* What is being asked: Go through the data below. Pull out every line that has the word "lows".

* Material provided:
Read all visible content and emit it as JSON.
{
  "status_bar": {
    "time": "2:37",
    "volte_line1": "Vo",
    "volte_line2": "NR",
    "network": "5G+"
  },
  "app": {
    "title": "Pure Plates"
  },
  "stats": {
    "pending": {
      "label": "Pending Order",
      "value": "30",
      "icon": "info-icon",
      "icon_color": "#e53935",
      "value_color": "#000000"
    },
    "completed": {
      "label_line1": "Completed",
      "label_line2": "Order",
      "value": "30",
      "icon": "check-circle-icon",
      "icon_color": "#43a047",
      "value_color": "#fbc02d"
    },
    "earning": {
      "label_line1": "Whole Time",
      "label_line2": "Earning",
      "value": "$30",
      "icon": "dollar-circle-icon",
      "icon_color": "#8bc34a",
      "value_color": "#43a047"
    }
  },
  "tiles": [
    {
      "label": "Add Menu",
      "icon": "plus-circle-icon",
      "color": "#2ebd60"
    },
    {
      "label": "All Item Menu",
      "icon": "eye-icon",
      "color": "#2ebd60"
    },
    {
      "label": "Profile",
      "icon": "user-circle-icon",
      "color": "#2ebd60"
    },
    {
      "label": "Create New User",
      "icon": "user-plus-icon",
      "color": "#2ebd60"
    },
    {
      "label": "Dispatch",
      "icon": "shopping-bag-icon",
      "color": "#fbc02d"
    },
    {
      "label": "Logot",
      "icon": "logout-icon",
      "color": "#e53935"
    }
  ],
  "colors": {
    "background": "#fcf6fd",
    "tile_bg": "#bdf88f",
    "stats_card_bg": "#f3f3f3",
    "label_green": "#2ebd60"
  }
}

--

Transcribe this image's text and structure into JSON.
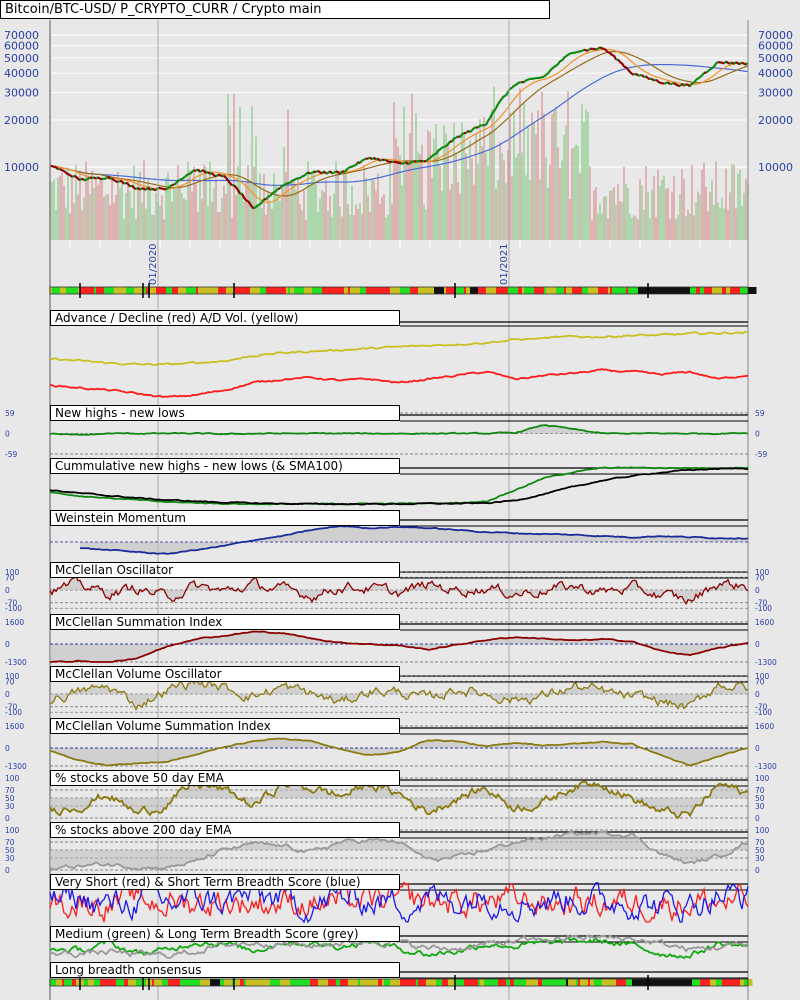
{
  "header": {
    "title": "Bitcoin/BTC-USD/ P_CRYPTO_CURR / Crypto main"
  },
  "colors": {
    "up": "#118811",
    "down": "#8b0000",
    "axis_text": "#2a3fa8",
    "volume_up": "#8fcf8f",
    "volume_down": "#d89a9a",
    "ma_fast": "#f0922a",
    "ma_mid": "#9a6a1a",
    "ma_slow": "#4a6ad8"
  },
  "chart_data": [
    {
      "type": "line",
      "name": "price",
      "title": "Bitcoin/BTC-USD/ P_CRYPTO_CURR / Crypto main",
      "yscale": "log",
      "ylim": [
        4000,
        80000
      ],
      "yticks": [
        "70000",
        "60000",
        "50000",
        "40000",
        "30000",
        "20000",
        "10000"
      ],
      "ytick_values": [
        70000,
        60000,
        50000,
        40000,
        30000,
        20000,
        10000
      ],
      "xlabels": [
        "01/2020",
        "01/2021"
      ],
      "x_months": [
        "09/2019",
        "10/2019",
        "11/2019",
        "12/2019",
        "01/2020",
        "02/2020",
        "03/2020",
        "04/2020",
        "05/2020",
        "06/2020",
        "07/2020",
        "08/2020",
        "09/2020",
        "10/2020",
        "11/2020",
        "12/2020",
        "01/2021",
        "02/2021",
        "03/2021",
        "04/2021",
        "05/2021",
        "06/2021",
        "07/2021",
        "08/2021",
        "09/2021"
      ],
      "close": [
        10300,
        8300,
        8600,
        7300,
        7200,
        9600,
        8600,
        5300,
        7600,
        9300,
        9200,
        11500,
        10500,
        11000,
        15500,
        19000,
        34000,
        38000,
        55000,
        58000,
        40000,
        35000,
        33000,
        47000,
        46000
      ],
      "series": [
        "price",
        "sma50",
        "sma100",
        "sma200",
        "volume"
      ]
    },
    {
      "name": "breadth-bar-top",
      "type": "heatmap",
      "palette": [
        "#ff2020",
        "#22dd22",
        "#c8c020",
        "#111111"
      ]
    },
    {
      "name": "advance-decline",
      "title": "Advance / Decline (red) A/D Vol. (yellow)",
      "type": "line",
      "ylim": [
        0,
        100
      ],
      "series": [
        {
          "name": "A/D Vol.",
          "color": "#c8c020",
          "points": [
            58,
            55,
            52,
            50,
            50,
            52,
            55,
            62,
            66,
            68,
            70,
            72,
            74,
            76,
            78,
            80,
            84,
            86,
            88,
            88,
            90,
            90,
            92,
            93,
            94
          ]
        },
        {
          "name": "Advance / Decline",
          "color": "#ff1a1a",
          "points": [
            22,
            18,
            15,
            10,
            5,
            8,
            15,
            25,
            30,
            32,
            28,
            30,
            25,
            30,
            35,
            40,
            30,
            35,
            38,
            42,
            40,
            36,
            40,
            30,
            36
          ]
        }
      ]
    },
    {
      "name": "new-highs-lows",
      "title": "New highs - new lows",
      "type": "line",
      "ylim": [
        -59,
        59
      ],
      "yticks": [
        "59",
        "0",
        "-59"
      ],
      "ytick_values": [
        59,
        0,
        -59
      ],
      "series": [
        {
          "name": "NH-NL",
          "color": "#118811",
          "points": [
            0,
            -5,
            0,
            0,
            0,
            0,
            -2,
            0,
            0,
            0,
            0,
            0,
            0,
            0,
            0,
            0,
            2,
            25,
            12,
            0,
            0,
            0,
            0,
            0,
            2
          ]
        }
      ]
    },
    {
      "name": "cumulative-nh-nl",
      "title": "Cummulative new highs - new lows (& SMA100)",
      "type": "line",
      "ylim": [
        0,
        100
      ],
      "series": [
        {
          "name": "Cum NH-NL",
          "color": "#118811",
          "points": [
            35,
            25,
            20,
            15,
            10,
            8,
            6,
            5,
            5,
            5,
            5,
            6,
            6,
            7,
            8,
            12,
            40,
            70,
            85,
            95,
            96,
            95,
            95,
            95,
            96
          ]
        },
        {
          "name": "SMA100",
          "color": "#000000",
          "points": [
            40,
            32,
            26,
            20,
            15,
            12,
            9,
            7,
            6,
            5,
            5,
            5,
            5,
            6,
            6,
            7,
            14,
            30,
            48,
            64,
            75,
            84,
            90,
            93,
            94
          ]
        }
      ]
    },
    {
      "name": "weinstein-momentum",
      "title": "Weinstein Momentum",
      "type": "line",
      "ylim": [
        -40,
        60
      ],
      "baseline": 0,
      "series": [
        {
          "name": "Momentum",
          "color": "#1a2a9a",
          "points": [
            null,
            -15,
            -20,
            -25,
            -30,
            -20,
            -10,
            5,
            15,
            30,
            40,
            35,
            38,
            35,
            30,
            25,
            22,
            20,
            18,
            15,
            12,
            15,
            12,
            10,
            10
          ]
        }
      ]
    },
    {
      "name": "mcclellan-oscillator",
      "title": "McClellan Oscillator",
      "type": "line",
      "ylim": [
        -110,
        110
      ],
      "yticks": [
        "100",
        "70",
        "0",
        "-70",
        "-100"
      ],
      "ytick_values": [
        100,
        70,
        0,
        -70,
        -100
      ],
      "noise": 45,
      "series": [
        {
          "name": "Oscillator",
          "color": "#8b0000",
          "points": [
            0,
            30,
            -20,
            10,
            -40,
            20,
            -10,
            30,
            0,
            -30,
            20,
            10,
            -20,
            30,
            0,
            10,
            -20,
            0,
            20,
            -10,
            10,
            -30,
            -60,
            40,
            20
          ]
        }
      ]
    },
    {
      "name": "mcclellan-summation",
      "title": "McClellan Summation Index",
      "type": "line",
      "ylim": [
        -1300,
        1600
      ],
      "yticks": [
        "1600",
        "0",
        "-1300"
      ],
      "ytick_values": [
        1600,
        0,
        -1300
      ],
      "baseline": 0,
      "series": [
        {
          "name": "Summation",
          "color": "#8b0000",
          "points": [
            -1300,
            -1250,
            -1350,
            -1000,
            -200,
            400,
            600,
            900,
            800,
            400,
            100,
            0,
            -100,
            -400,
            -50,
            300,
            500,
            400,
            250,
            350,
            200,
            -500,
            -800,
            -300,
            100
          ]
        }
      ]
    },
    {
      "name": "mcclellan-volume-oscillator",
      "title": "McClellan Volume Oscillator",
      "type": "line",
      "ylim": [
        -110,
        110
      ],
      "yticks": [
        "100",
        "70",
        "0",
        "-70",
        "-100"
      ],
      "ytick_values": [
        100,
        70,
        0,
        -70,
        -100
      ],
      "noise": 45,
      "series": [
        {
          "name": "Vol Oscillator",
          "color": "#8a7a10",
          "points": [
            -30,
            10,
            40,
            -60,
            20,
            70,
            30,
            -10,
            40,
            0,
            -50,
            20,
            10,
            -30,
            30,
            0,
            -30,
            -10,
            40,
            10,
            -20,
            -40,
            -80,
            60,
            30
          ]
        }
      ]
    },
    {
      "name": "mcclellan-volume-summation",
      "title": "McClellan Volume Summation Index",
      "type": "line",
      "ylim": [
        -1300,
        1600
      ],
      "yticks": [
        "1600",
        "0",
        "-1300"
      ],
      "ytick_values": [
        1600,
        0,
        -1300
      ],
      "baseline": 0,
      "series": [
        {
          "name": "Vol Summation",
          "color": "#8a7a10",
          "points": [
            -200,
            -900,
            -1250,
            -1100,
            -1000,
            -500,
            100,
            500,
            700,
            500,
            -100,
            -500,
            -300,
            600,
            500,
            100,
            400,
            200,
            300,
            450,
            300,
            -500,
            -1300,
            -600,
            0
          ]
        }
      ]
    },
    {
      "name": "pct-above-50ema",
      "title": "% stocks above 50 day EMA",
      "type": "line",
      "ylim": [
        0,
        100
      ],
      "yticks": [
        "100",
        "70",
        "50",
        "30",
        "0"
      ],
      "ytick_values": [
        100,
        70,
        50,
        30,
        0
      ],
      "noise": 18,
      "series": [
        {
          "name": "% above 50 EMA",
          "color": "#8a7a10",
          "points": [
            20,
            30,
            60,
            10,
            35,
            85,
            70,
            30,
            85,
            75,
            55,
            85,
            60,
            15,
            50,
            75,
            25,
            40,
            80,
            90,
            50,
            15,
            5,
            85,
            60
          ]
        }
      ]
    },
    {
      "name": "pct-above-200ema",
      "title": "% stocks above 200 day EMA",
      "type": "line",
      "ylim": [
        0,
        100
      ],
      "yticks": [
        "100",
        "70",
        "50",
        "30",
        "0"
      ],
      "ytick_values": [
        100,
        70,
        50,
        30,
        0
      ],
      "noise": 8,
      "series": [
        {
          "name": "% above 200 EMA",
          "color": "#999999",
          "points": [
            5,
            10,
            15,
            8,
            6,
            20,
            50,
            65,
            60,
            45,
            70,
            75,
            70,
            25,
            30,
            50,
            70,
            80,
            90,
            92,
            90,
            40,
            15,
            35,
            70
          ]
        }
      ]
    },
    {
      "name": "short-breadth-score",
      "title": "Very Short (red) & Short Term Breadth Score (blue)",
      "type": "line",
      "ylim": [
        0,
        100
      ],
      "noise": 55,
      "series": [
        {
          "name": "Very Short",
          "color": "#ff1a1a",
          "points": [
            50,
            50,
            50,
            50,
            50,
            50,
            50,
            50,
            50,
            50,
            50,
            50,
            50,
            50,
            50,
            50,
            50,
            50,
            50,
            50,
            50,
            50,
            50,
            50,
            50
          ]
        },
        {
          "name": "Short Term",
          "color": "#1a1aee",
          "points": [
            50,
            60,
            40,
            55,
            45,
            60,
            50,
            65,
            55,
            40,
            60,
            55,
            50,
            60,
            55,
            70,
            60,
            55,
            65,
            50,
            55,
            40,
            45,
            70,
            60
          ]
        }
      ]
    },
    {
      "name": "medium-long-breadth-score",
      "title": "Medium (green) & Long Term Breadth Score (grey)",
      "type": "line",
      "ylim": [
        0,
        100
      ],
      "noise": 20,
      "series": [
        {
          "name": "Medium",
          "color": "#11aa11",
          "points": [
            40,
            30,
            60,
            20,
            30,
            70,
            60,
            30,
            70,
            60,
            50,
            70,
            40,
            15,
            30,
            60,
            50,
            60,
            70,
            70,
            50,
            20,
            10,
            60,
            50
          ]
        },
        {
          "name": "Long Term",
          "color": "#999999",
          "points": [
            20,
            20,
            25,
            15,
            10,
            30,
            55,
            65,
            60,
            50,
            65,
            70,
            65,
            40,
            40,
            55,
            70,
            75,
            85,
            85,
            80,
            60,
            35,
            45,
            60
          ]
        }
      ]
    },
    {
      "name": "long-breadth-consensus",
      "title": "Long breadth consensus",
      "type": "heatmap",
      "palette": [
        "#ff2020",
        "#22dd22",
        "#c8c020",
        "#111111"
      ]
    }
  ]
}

* Answer below:
      "name": "new-highs-lows",
      "title": "New highs - new lows",
      "title": "Cummulative new highs - new lows (& SMA100)",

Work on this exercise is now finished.